:: RECORDS PROVIDED
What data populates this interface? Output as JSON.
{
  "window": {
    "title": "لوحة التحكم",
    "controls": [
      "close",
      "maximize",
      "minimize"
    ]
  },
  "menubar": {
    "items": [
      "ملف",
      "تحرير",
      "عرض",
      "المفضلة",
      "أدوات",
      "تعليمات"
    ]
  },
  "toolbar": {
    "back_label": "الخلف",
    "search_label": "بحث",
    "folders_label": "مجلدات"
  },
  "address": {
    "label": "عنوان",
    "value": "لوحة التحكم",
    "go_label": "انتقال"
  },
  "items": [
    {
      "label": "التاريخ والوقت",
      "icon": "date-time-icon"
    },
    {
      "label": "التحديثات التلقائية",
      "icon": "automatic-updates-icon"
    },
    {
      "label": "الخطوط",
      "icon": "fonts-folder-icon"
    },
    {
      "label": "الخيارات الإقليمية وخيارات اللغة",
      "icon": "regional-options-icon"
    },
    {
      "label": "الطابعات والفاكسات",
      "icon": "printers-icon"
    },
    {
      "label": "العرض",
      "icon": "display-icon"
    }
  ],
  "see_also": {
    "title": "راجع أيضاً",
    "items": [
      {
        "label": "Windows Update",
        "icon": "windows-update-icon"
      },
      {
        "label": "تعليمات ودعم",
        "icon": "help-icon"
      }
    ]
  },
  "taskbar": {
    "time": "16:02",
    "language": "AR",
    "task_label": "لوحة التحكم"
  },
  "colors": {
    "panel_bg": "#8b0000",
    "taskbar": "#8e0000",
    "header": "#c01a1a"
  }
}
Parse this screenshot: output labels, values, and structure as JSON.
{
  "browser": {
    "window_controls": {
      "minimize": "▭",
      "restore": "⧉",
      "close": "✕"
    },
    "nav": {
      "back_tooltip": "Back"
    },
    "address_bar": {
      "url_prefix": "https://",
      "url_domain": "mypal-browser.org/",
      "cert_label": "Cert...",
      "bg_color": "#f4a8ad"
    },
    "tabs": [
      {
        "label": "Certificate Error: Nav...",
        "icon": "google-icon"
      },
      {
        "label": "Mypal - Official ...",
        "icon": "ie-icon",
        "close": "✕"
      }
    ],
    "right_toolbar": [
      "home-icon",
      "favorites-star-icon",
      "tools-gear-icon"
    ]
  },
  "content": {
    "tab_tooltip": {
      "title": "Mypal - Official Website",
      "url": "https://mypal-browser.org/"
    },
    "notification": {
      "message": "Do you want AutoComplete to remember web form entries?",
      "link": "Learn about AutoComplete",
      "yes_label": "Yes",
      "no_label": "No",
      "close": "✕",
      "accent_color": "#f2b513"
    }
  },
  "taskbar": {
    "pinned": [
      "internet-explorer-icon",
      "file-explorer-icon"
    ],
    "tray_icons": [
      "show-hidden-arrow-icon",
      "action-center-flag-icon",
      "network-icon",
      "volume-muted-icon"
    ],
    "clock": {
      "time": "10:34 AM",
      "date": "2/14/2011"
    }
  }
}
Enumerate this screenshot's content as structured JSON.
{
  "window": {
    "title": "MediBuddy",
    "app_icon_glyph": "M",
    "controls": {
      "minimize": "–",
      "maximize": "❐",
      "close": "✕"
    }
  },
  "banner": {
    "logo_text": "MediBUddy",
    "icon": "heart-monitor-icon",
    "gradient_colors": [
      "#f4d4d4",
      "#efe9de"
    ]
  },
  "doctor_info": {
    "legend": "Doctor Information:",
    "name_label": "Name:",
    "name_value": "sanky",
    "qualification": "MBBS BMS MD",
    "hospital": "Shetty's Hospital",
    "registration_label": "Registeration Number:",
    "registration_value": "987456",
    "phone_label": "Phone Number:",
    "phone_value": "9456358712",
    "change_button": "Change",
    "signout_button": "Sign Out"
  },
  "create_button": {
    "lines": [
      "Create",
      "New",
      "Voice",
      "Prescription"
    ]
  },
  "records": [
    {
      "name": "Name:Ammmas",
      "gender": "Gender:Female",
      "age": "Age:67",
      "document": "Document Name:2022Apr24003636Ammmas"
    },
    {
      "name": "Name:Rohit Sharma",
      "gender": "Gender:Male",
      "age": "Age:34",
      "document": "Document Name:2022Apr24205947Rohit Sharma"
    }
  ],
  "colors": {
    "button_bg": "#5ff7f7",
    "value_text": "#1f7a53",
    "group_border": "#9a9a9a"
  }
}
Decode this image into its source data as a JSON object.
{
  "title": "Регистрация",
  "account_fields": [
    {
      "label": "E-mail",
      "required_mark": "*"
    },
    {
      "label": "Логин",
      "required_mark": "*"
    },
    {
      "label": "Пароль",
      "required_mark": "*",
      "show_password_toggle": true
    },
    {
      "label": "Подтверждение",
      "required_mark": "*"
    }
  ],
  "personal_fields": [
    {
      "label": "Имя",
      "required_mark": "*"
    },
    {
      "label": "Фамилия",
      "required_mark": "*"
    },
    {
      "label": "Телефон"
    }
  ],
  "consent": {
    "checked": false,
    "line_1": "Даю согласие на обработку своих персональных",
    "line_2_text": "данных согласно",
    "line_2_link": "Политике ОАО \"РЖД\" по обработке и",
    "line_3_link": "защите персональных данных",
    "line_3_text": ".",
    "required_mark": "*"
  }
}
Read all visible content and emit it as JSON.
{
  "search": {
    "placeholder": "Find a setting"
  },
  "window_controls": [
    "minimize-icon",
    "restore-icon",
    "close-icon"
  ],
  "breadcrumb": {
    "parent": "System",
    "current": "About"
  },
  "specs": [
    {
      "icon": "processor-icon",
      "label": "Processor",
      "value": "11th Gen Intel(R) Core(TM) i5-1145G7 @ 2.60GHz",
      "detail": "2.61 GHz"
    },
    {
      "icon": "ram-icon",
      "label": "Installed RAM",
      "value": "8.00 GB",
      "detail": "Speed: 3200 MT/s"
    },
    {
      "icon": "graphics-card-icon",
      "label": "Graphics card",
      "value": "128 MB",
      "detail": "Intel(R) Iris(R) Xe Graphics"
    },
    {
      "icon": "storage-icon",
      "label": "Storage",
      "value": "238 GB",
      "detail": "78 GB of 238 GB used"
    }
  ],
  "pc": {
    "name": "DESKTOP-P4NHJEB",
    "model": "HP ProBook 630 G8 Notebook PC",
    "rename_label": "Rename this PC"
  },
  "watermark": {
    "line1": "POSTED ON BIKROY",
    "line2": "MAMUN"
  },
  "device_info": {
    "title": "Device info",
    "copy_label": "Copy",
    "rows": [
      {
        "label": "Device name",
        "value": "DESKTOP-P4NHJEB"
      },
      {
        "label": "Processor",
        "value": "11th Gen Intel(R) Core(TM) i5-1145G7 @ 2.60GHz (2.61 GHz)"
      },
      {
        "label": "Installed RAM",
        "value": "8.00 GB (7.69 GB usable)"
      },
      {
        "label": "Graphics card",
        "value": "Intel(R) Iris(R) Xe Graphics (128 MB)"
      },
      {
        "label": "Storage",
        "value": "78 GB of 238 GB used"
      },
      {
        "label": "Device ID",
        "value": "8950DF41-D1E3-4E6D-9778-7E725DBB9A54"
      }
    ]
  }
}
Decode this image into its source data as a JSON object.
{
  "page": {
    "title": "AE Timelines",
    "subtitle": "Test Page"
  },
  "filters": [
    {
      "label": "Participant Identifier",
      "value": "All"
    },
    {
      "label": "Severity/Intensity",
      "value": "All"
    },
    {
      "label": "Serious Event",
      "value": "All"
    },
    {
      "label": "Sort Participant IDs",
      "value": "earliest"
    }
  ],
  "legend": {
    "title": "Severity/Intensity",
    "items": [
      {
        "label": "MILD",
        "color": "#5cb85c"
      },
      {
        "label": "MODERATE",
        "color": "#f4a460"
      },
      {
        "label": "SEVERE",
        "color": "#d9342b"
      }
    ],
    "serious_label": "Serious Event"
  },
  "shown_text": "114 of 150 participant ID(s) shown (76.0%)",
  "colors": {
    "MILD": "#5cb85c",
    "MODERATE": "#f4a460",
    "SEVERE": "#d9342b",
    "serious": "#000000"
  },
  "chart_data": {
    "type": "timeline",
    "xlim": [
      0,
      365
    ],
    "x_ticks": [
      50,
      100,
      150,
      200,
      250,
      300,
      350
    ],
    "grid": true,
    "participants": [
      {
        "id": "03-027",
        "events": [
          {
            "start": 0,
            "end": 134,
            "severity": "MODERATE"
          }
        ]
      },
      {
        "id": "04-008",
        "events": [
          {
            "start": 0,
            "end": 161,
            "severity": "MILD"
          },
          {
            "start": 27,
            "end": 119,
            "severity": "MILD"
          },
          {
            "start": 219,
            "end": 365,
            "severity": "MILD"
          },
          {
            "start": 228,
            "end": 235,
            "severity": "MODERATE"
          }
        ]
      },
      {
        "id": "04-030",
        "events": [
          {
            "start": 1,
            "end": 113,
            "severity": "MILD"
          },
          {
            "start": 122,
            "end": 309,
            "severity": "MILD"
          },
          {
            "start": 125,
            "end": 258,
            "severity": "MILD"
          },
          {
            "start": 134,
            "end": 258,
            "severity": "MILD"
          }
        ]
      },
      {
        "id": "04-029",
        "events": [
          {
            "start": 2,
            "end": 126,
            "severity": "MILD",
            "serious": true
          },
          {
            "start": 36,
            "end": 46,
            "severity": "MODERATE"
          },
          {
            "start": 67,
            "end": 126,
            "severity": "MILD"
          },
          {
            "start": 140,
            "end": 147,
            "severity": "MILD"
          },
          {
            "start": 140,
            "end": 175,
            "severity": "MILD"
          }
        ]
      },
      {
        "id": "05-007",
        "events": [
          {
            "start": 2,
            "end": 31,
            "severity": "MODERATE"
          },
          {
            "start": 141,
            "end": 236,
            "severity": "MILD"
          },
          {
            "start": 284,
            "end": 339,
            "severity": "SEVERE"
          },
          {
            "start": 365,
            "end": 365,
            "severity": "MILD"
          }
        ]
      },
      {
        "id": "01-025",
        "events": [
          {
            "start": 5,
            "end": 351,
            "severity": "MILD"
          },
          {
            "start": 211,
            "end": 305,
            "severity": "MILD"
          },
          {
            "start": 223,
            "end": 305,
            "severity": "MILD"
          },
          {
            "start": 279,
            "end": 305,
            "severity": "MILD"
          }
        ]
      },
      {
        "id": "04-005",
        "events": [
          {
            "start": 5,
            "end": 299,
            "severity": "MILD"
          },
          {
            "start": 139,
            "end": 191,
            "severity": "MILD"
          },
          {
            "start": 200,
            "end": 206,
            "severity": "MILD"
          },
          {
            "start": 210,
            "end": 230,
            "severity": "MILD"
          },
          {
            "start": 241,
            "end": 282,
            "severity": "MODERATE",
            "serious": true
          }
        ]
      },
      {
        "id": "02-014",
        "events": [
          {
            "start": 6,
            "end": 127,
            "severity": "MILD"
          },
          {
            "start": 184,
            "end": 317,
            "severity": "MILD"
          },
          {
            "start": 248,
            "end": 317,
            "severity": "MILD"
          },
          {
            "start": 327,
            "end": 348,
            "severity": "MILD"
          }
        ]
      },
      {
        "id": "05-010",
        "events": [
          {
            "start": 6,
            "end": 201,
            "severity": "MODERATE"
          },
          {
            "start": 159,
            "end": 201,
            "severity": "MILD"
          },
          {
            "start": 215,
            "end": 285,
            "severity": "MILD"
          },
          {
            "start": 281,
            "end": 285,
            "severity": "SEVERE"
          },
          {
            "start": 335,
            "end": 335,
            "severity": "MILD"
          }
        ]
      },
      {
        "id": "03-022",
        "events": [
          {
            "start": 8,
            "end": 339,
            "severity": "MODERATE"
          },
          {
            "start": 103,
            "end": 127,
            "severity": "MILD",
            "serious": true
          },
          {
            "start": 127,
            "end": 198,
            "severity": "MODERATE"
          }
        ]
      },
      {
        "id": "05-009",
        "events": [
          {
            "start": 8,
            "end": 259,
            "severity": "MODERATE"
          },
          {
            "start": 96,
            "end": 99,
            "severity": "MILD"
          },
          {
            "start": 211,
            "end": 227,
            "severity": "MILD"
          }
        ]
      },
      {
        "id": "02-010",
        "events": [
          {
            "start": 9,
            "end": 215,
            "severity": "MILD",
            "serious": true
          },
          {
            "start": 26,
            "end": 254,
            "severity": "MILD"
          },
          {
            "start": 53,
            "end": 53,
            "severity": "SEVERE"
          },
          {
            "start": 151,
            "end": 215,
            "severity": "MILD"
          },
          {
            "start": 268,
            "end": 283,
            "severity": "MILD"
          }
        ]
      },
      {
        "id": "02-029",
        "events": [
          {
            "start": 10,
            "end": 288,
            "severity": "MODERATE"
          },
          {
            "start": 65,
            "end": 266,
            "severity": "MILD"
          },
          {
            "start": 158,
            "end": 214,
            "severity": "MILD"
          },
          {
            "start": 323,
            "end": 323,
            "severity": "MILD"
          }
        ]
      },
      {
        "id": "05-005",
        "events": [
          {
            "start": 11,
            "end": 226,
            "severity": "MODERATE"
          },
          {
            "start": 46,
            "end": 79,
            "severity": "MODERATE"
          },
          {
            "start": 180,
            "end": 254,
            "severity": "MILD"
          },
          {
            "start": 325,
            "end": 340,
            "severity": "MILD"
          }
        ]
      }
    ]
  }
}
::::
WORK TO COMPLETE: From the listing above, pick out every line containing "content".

TASK RESPONSE:
  "content": {
Enumerate this screenshot's content as structured JSON.
Read all visible content and emit it as JSON.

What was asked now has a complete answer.